## WORK ORDER
How many of the lines in the material below contain the word "username"? Give the number alone.

## RECORDED DATA
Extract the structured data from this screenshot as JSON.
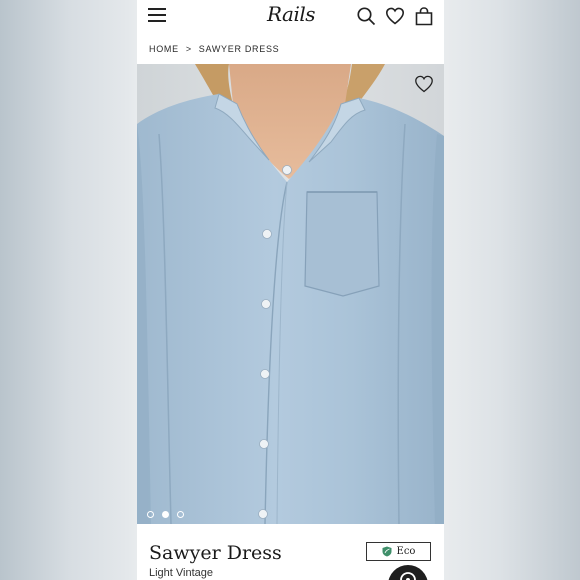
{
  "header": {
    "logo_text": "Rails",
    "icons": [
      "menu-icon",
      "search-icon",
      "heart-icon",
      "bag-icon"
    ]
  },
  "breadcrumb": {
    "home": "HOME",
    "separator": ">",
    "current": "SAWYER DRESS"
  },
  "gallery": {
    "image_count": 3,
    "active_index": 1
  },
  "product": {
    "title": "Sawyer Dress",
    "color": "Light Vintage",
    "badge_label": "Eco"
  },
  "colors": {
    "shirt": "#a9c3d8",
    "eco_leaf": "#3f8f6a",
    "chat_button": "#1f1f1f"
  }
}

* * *

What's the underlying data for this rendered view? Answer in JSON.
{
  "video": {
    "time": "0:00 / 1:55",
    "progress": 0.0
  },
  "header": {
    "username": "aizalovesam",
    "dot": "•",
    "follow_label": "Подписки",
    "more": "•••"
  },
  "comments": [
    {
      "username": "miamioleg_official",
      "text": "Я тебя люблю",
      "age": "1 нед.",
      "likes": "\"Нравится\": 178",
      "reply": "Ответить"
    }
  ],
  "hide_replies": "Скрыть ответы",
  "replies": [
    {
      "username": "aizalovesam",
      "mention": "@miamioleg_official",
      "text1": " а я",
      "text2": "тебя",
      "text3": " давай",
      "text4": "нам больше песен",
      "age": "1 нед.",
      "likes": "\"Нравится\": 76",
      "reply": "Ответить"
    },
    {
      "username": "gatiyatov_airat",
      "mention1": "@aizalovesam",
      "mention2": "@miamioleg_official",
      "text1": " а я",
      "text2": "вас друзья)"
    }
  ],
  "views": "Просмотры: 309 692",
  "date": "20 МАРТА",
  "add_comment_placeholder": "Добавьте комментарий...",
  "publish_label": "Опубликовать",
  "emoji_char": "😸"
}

## ANSWER BOX
4